- BRIEF: Return every line below as is, leaving out the pictures.
TASK INPUT below:
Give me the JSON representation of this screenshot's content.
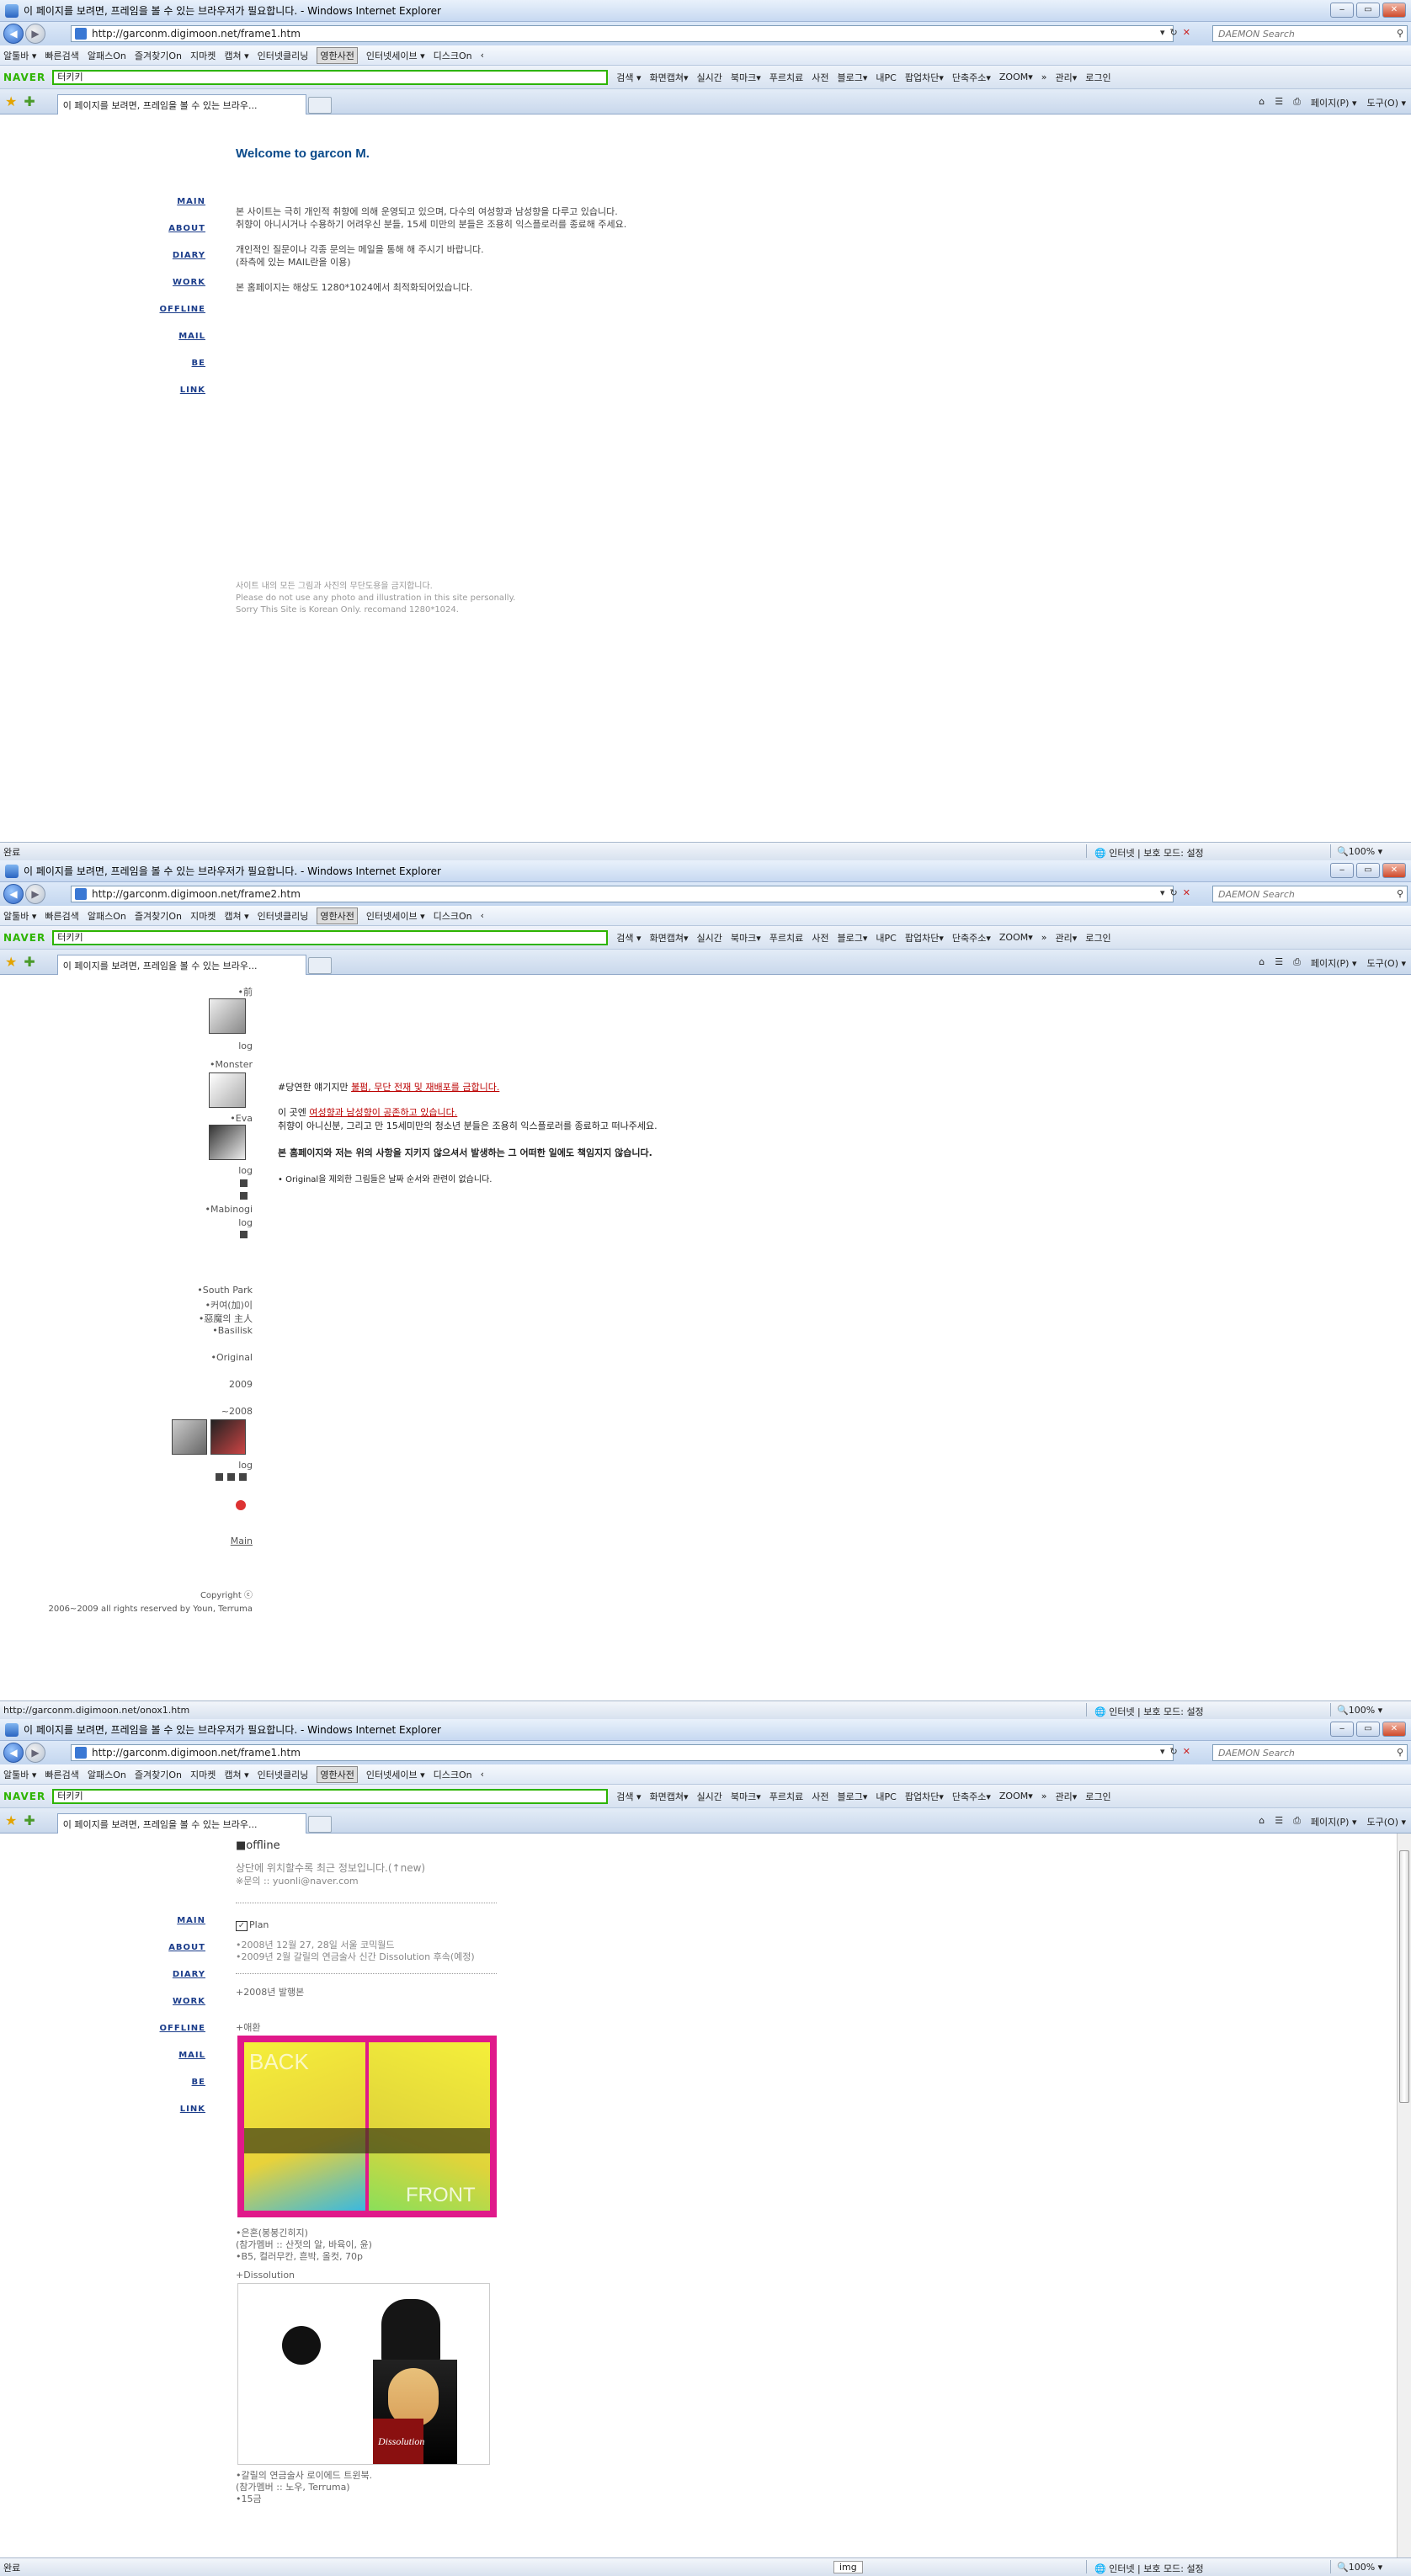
{
  "window1": {
    "title": "이 페이지를 보려면, 프레임을 볼 수 있는 브라우저가 필요합니다. - Windows Internet Explorer",
    "url": "http://garconm.digimoon.net/frame1.htm",
    "search_placeholder": "DAEMON Search",
    "tab_label": "이 페이지를 보려면, 프레임을 볼 수 있는 브라우...",
    "status_text": "완료",
    "zone": "인터넷 | 보호 모드: 설정",
    "zoom": "100%"
  },
  "window2": {
    "title": "이 페이지를 보려면, 프레임을 볼 수 있는 브라우저가 필요합니다. - Windows Internet Explorer",
    "url": "http://garconm.digimoon.net/frame2.htm",
    "search_placeholder": "DAEMON Search",
    "tab_label": "이 페이지를 보려면, 프레임을 볼 수 있는 브라우...",
    "status_text": "http://garconm.digimoon.net/onox1.htm",
    "zone": "인터넷 | 보호 모드: 설정",
    "zoom": "100%"
  },
  "window3": {
    "title": "이 페이지를 보려면, 프레임을 볼 수 있는 브라우저가 필요합니다. - Windows Internet Explorer",
    "url": "http://garconm.digimoon.net/frame1.htm",
    "search_placeholder": "DAEMON Search",
    "tab_label": "이 페이지를 보려면, 프레임을 볼 수 있는 브라우...",
    "status_text": "완료",
    "status_img": "img",
    "zone": "인터넷 | 보호 모드: 설정",
    "zoom": "100%"
  },
  "toolbar1": [
    "알툴바 ▾",
    "빠른검색",
    "알패스On",
    "즐겨찾기On",
    "지마켓",
    "캡쳐 ▾",
    "인터넷클리닝",
    "영한사전",
    "인터넷세이브 ▾",
    "디스크On",
    "‹"
  ],
  "toolbar2": {
    "brand": "NAVER",
    "query": "터키키",
    "items": [
      "검색 ▾",
      "화면캡쳐▾",
      "실시간",
      "북마크▾",
      "푸르치료",
      "사전",
      "블로그▾",
      "내PC",
      "팝업차단▾",
      "단축주소▾",
      "ZOOM▾",
      "»",
      "관리▾",
      "로그인"
    ]
  },
  "cmdbar": [
    "페이지(P) ▾",
    "도구(O) ▾"
  ],
  "menu": [
    "MAIN",
    "ABOUT",
    "DIARY",
    "WORK",
    "OFFLINE",
    "MAIL",
    "BE",
    "LINK"
  ],
  "page1": {
    "welcome": "Welcome to garcon M.",
    "para1": "본 사이트는 극히 개인적 취향에 의해 운영되고 있으며, 다수의 여성향과 남성향을 다루고 있습니다.",
    "para2": "취향이 아니시거나 수용하기 어려우신 분들, 15세 미만의 분들은 조용히 익스플로러를 종료해 주세요.",
    "para3": "개인적인 질문이나 각종 문의는 메일을 통해 해 주시기 바랍니다.",
    "para4": "(좌측에 있는 MAIL란을 이용)",
    "para5": "본 홈페이지는 해상도 1280*1024에서 최적화되어있습니다.",
    "foot1": "사이트 내의 모든 그림과 사진의 무단도용을 금지합니다.",
    "foot2": "Please do not use any photo and illustration in this site personally.",
    "foot3": "Sorry This Site is Korean Only. recomand 1280*1024."
  },
  "page2": {
    "left": {
      "l1": "•前",
      "l2": "log",
      "l3": "•Monster",
      "l4": "•Eva",
      "l5": "log",
      "l6": "•Mabinogi",
      "l7": "log",
      "l8": "•South Park",
      "l9": "•커여(加)이",
      "l10": "•惡魔의 主人",
      "l11": "•Basilisk",
      "l12": "•Original",
      "l13": "2009",
      "l14": "~2008",
      "l15": "log",
      "l16": "Main",
      "copy1": "Copyright ⓒ",
      "copy2": "2006~2009 all rights reserved by Youn, Terruma"
    },
    "notice1a": "#당연한 얘기지만 ",
    "notice1b": "불펌, 무단 전재 및 재배포를 금합니다.",
    "notice2a": "이 곳엔 ",
    "notice2b": "여성향과 남성향이 공존하고 있습니다.",
    "notice3": "취향이 아니신분, 그리고 만 15세미만의 청소년 분들은 조용히 익스플로러를 종료하고 떠나주세요.",
    "notice4": "본 홈페이지와 저는 위의 사항을 지키지 않으셔서 발생하는 그 어떠한 일에도 책임지지 않습니다.",
    "notice5": "• Original을 제외한 그림들은 날짜 순서와 관련이 없습니다."
  },
  "page3": {
    "heading": "■offline",
    "sub": "상단에 위치할수록 최근 정보입니다.(↑new)",
    "contact": "※문의 :: yuonli@naver.com",
    "plan": "Plan",
    "plan1": "•2008년 12월 27, 28일 서울 코믹월드",
    "plan2": "•2009년 2월 갈릴의 연금술사 신간 Dissolution 후속(예정)",
    "issue": "+2008년 발행본",
    "book1": "+애환",
    "book1_img_front": "FRONT",
    "book1_img_back": "BACK",
    "book1_d1": "•은혼(봉봉긴히지)",
    "book1_d2": "(참가멤버 :: 산젓의 알, 바육이, 윤)",
    "book1_d3": "•B5, 컬러무칸, 흔박, 올컷, 70p",
    "book2": "+Dissolution",
    "book2_img_title": "Dissolution",
    "book2_d1": "•갈릴의 연금술사 로이에드 트윈북.",
    "book2_d2": "(참가멤버 :: 노우, Terruma)",
    "book2_d3": "•15금"
  }
}
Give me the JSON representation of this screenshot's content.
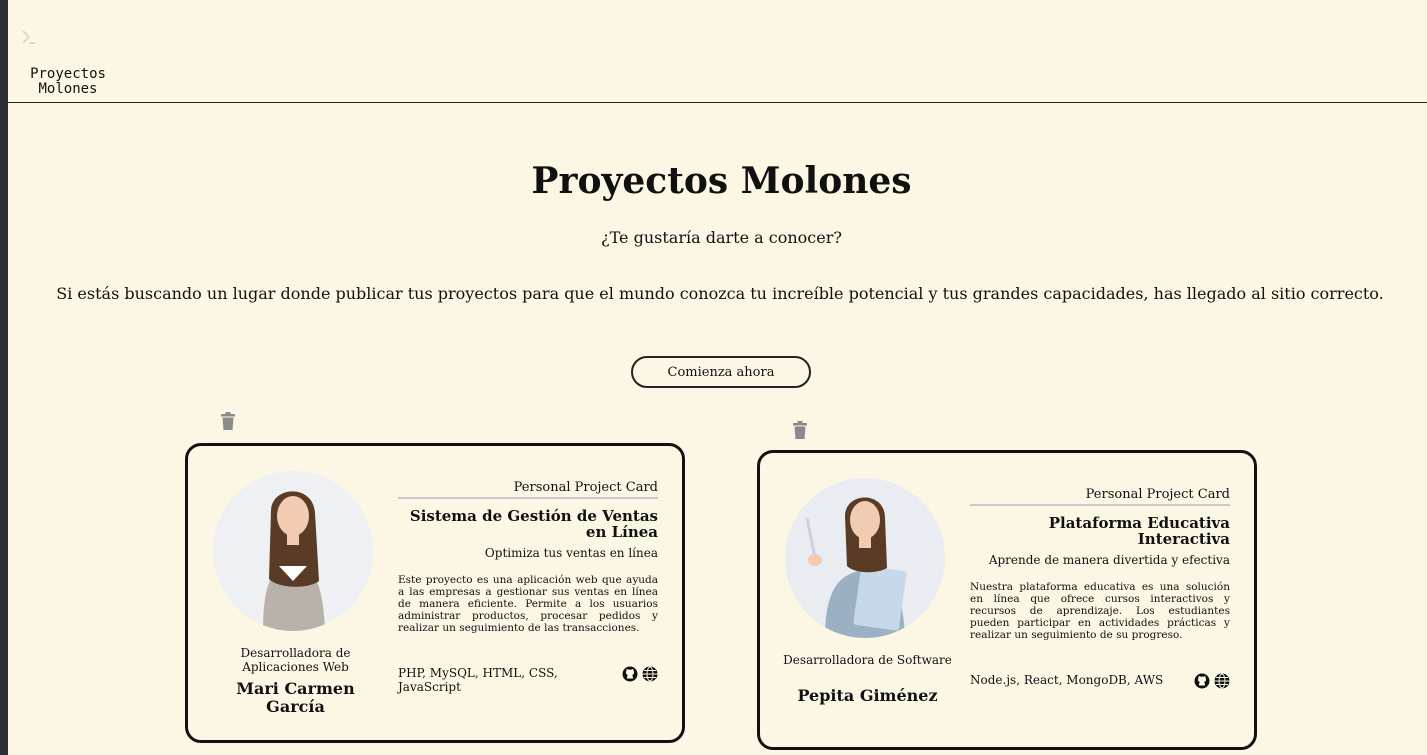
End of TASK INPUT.
- TASK OUTPUT:
Give me the JSON representation of this screenshot's content.
{
  "window1": {
    "title": "이 페이지를 보려면, 프레임을 볼 수 있는 브라우저가 필요합니다. - Windows Internet Explorer",
    "url": "http://garconm.digimoon.net/frame1.htm",
    "search_placeholder": "DAEMON Search",
    "tab_label": "이 페이지를 보려면, 프레임을 볼 수 있는 브라우...",
    "status_text": "완료",
    "zone": "인터넷 | 보호 모드: 설정",
    "zoom": "100%"
  },
  "window2": {
    "title": "이 페이지를 보려면, 프레임을 볼 수 있는 브라우저가 필요합니다. - Windows Internet Explorer",
    "url": "http://garconm.digimoon.net/frame2.htm",
    "search_placeholder": "DAEMON Search",
    "tab_label": "이 페이지를 보려면, 프레임을 볼 수 있는 브라우...",
    "status_text": "http://garconm.digimoon.net/onox1.htm",
    "zone": "인터넷 | 보호 모드: 설정",
    "zoom": "100%"
  },
  "window3": {
    "title": "이 페이지를 보려면, 프레임을 볼 수 있는 브라우저가 필요합니다. - Windows Internet Explorer",
    "url": "http://garconm.digimoon.net/frame1.htm",
    "search_placeholder": "DAEMON Search",
    "tab_label": "이 페이지를 보려면, 프레임을 볼 수 있는 브라우...",
    "status_text": "완료",
    "status_img": "img",
    "zone": "인터넷 | 보호 모드: 설정",
    "zoom": "100%"
  },
  "toolbar1": [
    "알툴바 ▾",
    "빠른검색",
    "알패스On",
    "즐겨찾기On",
    "지마켓",
    "캡쳐 ▾",
    "인터넷클리닝",
    "영한사전",
    "인터넷세이브 ▾",
    "디스크On",
    "‹"
  ],
  "toolbar2": {
    "brand": "NAVER",
    "query": "터키키",
    "items": [
      "검색 ▾",
      "화면캡쳐▾",
      "실시간",
      "북마크▾",
      "푸르치료",
      "사전",
      "블로그▾",
      "내PC",
      "팝업차단▾",
      "단축주소▾",
      "ZOOM▾",
      "»",
      "관리▾",
      "로그인"
    ]
  },
  "cmdbar": [
    "페이지(P) ▾",
    "도구(O) ▾"
  ],
  "menu": [
    "MAIN",
    "ABOUT",
    "DIARY",
    "WORK",
    "OFFLINE",
    "MAIL",
    "BE",
    "LINK"
  ],
  "page1": {
    "welcome": "Welcome to garcon M.",
    "para1": "본 사이트는 극히 개인적 취향에 의해 운영되고 있으며, 다수의 여성향과 남성향을 다루고 있습니다.",
    "para2": "취향이 아니시거나 수용하기 어려우신 분들, 15세 미만의 분들은 조용히 익스플로러를 종료해 주세요.",
    "para3": "개인적인 질문이나 각종 문의는 메일을 통해 해 주시기 바랍니다.",
    "para4": "(좌측에 있는 MAIL란을 이용)",
    "para5": "본 홈페이지는 해상도 1280*1024에서 최적화되어있습니다.",
    "foot1": "사이트 내의 모든 그림과 사진의 무단도용을 금지합니다.",
    "foot2": "Please do not use any photo and illustration in this site personally.",
    "foot3": "Sorry This Site is Korean Only. recomand 1280*1024."
  },
  "page2": {
    "left": {
      "l1": "•前",
      "l2": "log",
      "l3": "•Monster",
      "l4": "•Eva",
      "l5": "log",
      "l6": "•Mabinogi",
      "l7": "log",
      "l8": "•South Park",
      "l9": "•커여(加)이",
      "l10": "•惡魔의 主人",
      "l11": "•Basilisk",
      "l12": "•Original",
      "l13": "2009",
      "l14": "~2008",
      "l15": "log",
      "l16": "Main",
      "copy1": "Copyright ⓒ",
      "copy2": "2006~2009 all rights reserved by Youn, Terruma"
    },
    "notice1a": "#당연한 얘기지만 ",
    "notice1b": "불펌, 무단 전재 및 재배포를 금합니다.",
    "notice2a": "이 곳엔 ",
    "notice2b": "여성향과 남성향이 공존하고 있습니다.",
    "notice3": "취향이 아니신분, 그리고 만 15세미만의 청소년 분들은 조용히 익스플로러를 종료하고 떠나주세요.",
    "notice4": "본 홈페이지와 저는 위의 사항을 지키지 않으셔서 발생하는 그 어떠한 일에도 책임지지 않습니다.",
    "notice5": "• Original을 제외한 그림들은 날짜 순서와 관련이 없습니다."
  },
  "page3": {
    "heading": "■offline",
    "sub": "상단에 위치할수록 최근 정보입니다.(↑new)",
    "contact": "※문의 :: yuonli@naver.com",
    "plan": "Plan",
    "plan1": "•2008년 12월 27, 28일 서울 코믹월드",
    "plan2": "•2009년 2월 갈릴의 연금술사 신간 Dissolution 후속(예정)",
    "issue": "+2008년 발행본",
    "book1": "+애환",
    "book1_img_front": "FRONT",
    "book1_img_back": "BACK",
    "book1_d1": "•은혼(봉봉긴히지)",
    "book1_d2": "(참가멤버 :: 산젓의 알, 바육이, 윤)",
    "book1_d3": "•B5, 컬러무칸, 흔박, 올컷, 70p",
    "book2": "+Dissolution",
    "book2_img_title": "Dissolution",
    "book2_d1": "•갈릴의 연금술사 로이에드 트윈북.",
    "book2_d2": "(참가멤버 :: 노우, Terruma)",
    "book2_d3": "•15금"
  }
}
Give me the JSON representation of this screenshot's content.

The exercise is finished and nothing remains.